The pan evaporation is a measurement that combines the effects of climate elements and reflects the net evaporation from the surface of the water. Pan evaporation is the maximum in hot, dry, windy days. For actual field measurement, an evaporation pan is used for measuring the pan evaporation. There are many sizes and shapes of evaporation pans. The most common evaporation pan is called “U.S. Class A evaporation pan”, cylinder with the diameter of 47.5 in. (120.7 cm) and the depth of 10 in. (25 cm). The pan is placed leveled and is filled up to 2 inches (5 cm) from the pan top. After 24 hours the amount of water that is needed to refill the pan to the same level is reported as the evaporation.
Figure 4.1 Class A pan evaporimeter
Aerodynamic method for determining evaporation
For any gas in a mixture in a container, the partial pressure is defined as the pressure of that that specific gas would have if it was alone in the container. The partial pressure of water vapor is called vapor pressure. The vapor pressure is defined as: e=ρWRT0.622
e = vapor pressure in (mb)
ρw = vapor density (g/cm3)
R = dry air constant = 2.87 × 103 mb cm3/g°K
T = absolute temperature (°K)
°F = [(°K-273.15)-32] × 1.8
1 mb = 100 Pa = 100 N/m2 (close to earth)
Saturated vapor pressure:
The air can contain certain amount of water vapor. There is a point that if you add more water vapor to water, there will be some vapor that will go out of the air in the form of condensed vapor (water). This situation is called saturation.

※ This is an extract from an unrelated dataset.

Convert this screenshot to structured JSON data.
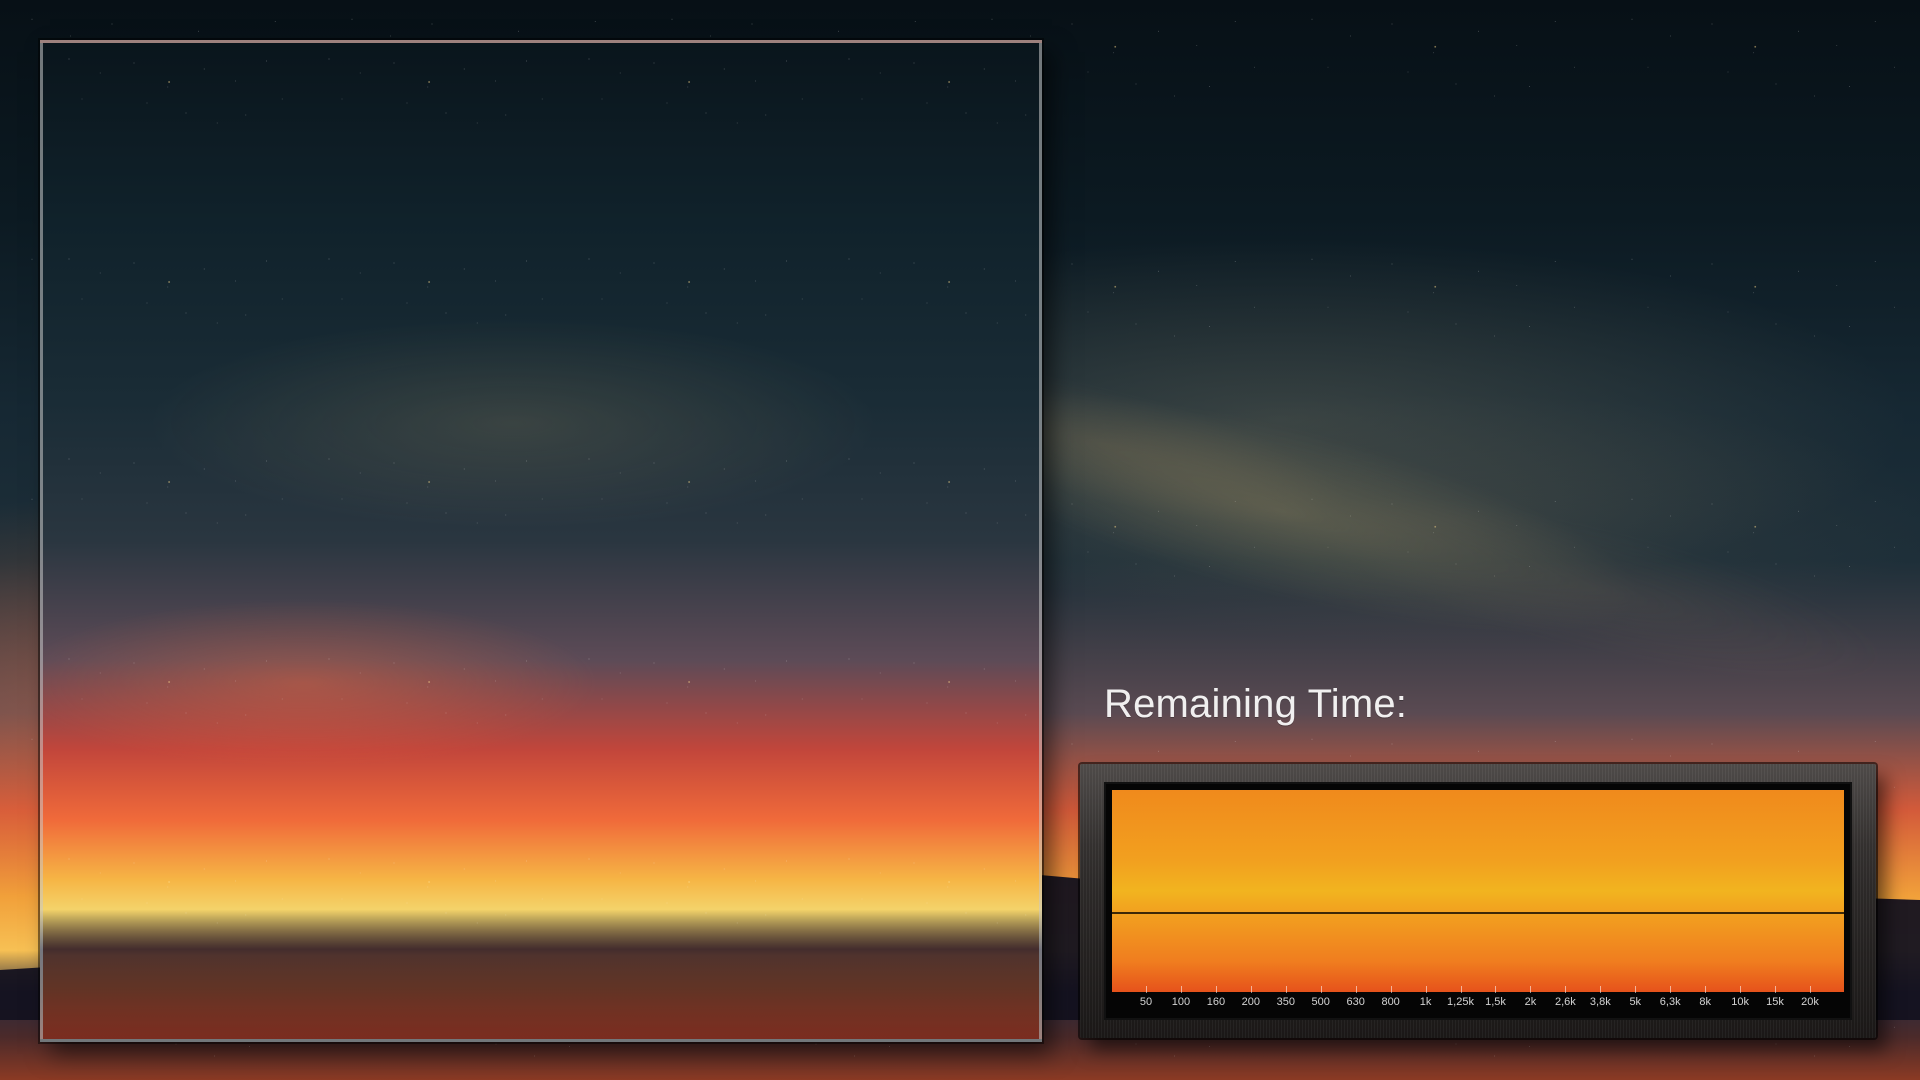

The vapor pressure that is essentially the maximum possible water vapor pressure under that condition is called saturated vapor pressure. It is usually shown by es Relative humidity
The relative humidity is the ratio of actual vapor pressure to the vapor...